Manifest of the Softpanorama IT Slacker Society : Ten Commandments of the IT Slackers Society : Computer Humor Collection : BSD Logo Story : The Cuckoo's Egg : IT Slang : C++ Humor : ARE YOU A BBS ADDICT? : The Perl Purity Test : Object oriented programmers of all nations : Financial Humor : Financial Humor Bulletin, 2008 : Financial Humor Bulletin, 2010 : The Most Comprehensive Collection of Editor-related Humor : Programming Language Humor : Goldman Sachs related humor : Greenspan humor : C Humor : Scripting Humor : Real Programmers Humor : Web Humor : GPL-related Humor : OFM Humor : Politically Incorrect Humor : IDS Humor : "Linux Sucks" Humor : Russian Musical Humor : Best Russian Programmer Humor : Microsoft plans to buy Catholic Church : Richard Stallman Related Humor : Admin Humor : Perl-related Humor : Linus Torvalds Related humor : PseudoScience Related Humor : Networking Humor : Shell Humor : Financial Humor Bulletin, 2011 : Financial Humor Bulletin, 2012 : Financial Humor Bulletin, 2013 : Java Humor : Software Engineering Humor : Sun Solaris Related Humor : Education Humor : IBM Humor : Assembler-related Humor : VIM Humor : Computer Viruses Humor : Bright tomorrow is rescheduled to a day after tomorrow : Classic Computer Humor
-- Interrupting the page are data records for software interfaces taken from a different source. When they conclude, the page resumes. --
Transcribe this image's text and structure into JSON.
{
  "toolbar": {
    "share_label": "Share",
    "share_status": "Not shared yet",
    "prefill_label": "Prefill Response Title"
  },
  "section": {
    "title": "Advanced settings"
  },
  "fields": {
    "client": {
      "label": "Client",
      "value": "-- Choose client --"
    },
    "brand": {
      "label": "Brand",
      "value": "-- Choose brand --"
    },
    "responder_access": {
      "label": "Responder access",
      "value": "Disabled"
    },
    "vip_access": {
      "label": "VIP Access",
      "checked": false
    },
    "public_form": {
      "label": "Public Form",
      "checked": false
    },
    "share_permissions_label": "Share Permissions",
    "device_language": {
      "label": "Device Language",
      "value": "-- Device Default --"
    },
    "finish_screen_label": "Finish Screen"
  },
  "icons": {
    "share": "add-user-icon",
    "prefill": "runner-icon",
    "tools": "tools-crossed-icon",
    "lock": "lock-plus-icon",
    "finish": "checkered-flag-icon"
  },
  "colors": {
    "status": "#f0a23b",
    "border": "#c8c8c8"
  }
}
The Last but not Least

Copyright © 1996-2018 by Dr. Nikolai Bezroukov. was initially created as a service to the (now defunct) UN Sustainable Development Networking Programme (SDNP) in the author free time and without any remuneration. This document is an industrial compilation designed and created exclusively for educational use and is distributed under the Softpanorama Content License. Original materials copyright belong to respective owners. Quotes are made for educational purposes only in compliance with the fair use doctrine.


FAIR USE NOTICE This site contains copyrighted material the use of which has not always been specifically authorized by the copyright owner. We are making such material available to advance understanding of computer science, IT technology, economic, scientific, and social issues. We believe this constitutes a 'fair use' of any such copyrighted material as provided by section 107 of the US Copyright Law according to which such material can be distributed without profit exclusively for research and educational purposes.

This is a Spartan WHYFF (We Help You For Free) site written by people for whom English is not a native language. Grammar and spelling errors should be expected. The site contain some broken links as it develops like a living tree...

You can use PayPal to make a contribution, supporting development of this site and speed up access. In case is down you can use the at


The statements, views and opinions presented on this web page are those of the author (or referenced source) and are not endorsed by, nor do they necessarily reflect, the opinions of the author present and former employers, SDNP or any other organization the author may be associated with. We do not warrant the correctness of the information provided or its fitness for any purpose.

The site uses AdSense so you need to be aware of Google privacy policy. You you do not want to be tracked by Google please disable Javascript for this site. This site is perfectly usable without Javascript.

Last modified: September 12, 2017